- "Rudyard Kipling's The Jungle Book". Variety. Archived from the original on December 24, 2008.
- "RUDYARD KIPLING'S THE JUNGLE BOOK (PG)". British Board of Film Classification. 1995-01-18. Retrieved 2013-06-25.
- Moss, Robert F. (December 25, 1994). "FILM; Mowgli We Know, but Who Are Major Boone and Kitty?". The New York Times. Archived from the original on July 22, 2012. Retrieved March 23, 2017.
- Box Office Mojo
- Nibley, Alexander (1997-05-26). "Are Films Using Names in Vain?". The Los Angeles Times. Retrieved 2010-11-22.
- Bates, James (1994-12-23). "Company Town : The Civilizing Force Behind Disney's New 'Jungle' Movie". The Los Angeles Times. Retrieved 2010-11-22.
- Fleishman, Rick (1994-12-22). "Jungle Goes Back to Drawing Board : Movies: Disney's live-action version of the Kipling tale has the same basic story as the animated hit. But unlike that one, this film has real animals and a balance-of-nature message which means they do speak". The Los Angeles Times. Retrieved 2010-11-22.
- "The Jungle Book [Original Soundtrack] - Basil Poledouris | Songs, Reviews, Credits | AllMusic". AllMusic. Retrieved 2016-03-31.
- "Rudyard Kipling's The Jungle Book (1994)". Rotten Tomatoes. Fandango. Retrieved May 21, 2018.
- "The Jungle Book Review". Chicago Sun Times.
- Lowry, Brian (18 December 1994). "Review: 'Rudyard Kipling's the Jungle Book'". Variety. Retrieved 30 May 2016.
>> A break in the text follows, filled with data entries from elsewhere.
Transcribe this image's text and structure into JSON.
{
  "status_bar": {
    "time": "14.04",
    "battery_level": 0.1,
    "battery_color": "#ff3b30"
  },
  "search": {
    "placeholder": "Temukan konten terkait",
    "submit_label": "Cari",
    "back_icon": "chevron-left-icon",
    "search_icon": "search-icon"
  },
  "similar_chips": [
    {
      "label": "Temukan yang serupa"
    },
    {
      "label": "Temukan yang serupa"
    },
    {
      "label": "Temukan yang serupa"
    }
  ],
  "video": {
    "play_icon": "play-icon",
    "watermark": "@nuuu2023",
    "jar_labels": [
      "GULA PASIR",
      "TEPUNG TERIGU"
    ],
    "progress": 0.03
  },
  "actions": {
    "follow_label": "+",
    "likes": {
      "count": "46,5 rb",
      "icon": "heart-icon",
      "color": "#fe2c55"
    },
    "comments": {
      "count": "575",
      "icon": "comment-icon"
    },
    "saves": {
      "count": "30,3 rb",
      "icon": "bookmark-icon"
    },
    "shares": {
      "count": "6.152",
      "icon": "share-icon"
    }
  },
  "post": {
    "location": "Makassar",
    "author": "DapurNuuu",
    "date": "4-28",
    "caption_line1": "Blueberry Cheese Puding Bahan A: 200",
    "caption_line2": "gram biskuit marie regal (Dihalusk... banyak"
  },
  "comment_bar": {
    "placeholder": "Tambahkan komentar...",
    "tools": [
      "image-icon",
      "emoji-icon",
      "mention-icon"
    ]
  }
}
- "Rudyard Kipling's The Jungle Book review". The Washington Post. December 25, 1994. Retrieved May 23, 2010.